Task requirements →
I need each line of the entries below that includes the string "user".

----- Input for this task

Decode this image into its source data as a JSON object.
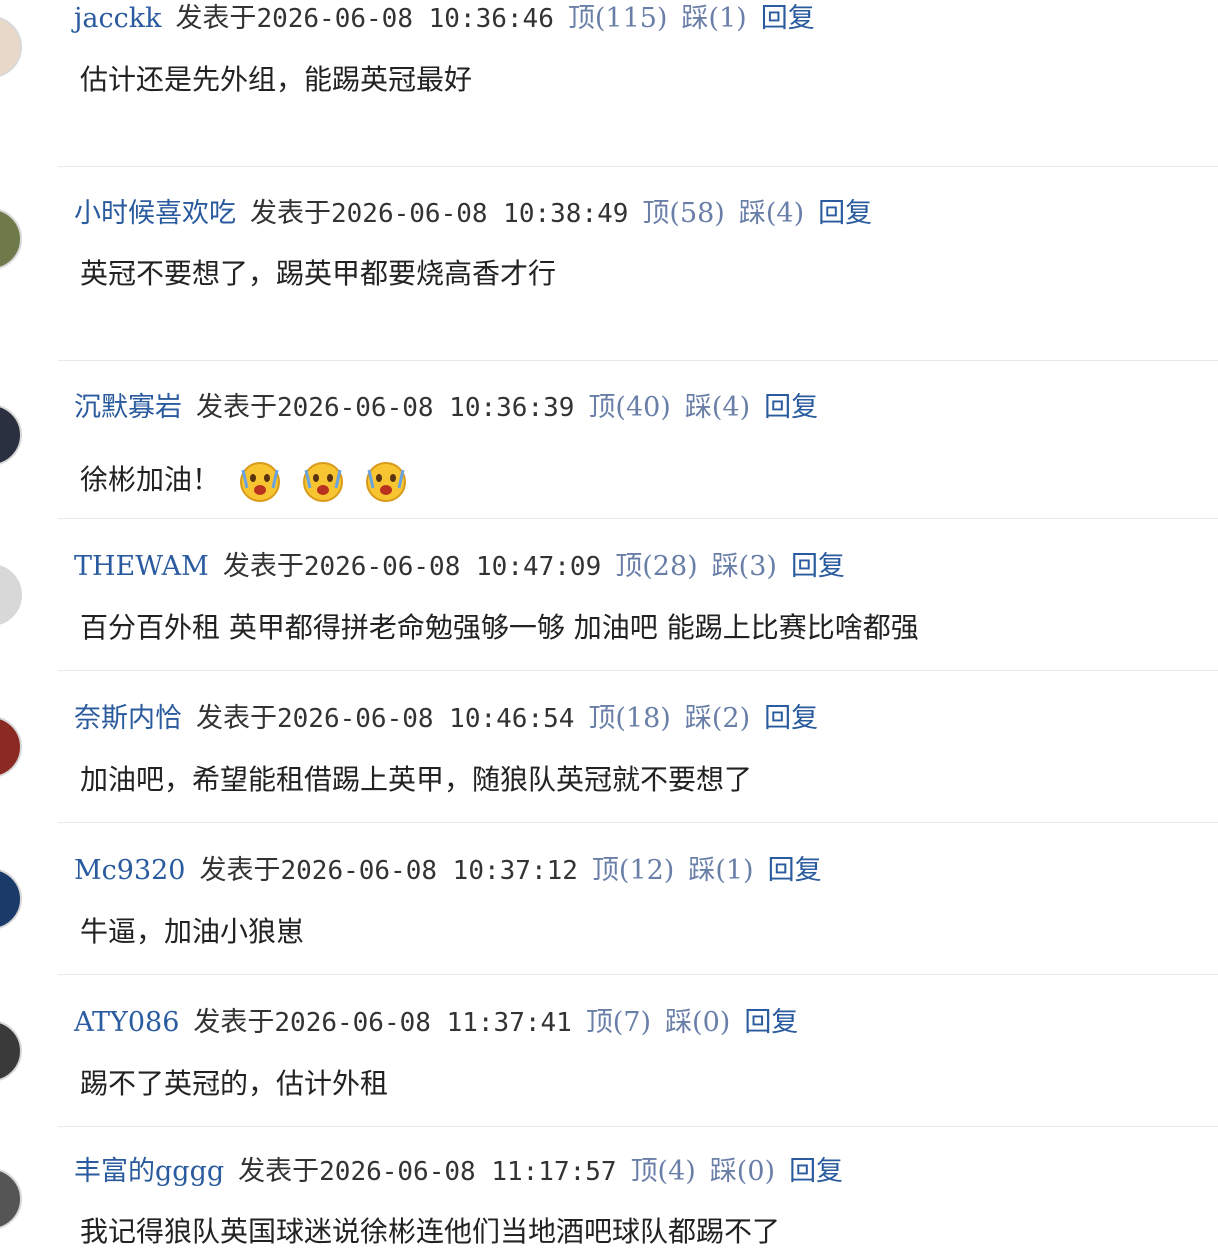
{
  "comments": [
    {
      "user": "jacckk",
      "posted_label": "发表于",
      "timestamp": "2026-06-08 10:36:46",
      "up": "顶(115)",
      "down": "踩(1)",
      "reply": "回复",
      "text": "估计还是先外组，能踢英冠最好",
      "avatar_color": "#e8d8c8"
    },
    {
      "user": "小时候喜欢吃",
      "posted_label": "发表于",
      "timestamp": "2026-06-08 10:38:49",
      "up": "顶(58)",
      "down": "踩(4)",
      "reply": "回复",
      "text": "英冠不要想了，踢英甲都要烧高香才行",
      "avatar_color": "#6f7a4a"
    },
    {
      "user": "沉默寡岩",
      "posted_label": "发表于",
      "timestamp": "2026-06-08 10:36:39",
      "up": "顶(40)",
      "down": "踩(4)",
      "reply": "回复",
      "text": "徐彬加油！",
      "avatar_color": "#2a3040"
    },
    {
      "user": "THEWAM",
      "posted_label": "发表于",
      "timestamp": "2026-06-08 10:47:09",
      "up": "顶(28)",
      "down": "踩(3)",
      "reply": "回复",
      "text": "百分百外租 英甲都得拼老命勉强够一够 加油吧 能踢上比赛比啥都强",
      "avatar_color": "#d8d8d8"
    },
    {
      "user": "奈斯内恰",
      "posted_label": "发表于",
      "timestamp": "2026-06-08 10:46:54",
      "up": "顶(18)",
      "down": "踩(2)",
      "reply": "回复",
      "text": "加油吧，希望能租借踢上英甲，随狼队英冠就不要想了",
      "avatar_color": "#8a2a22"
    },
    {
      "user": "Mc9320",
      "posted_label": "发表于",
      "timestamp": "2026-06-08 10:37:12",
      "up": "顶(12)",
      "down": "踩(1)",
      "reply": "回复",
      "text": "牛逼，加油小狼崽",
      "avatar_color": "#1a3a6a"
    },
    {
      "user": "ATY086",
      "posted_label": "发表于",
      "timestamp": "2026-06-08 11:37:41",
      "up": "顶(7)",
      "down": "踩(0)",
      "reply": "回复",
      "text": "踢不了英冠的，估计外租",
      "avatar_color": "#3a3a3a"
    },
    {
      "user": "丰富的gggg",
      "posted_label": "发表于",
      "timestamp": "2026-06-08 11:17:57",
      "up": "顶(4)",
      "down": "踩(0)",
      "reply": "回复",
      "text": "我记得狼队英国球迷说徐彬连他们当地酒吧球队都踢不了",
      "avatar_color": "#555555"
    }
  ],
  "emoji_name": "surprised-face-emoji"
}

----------

Your response →
      "user": "jacckk",
      "user": "小时候喜欢吃",
      "user": "沉默寡岩",
      "user": "THEWAM",
      "user": "奈斯内恰",
      "user": "Mc9320",
      "user": "ATY086",
      "user": "丰富的gggg",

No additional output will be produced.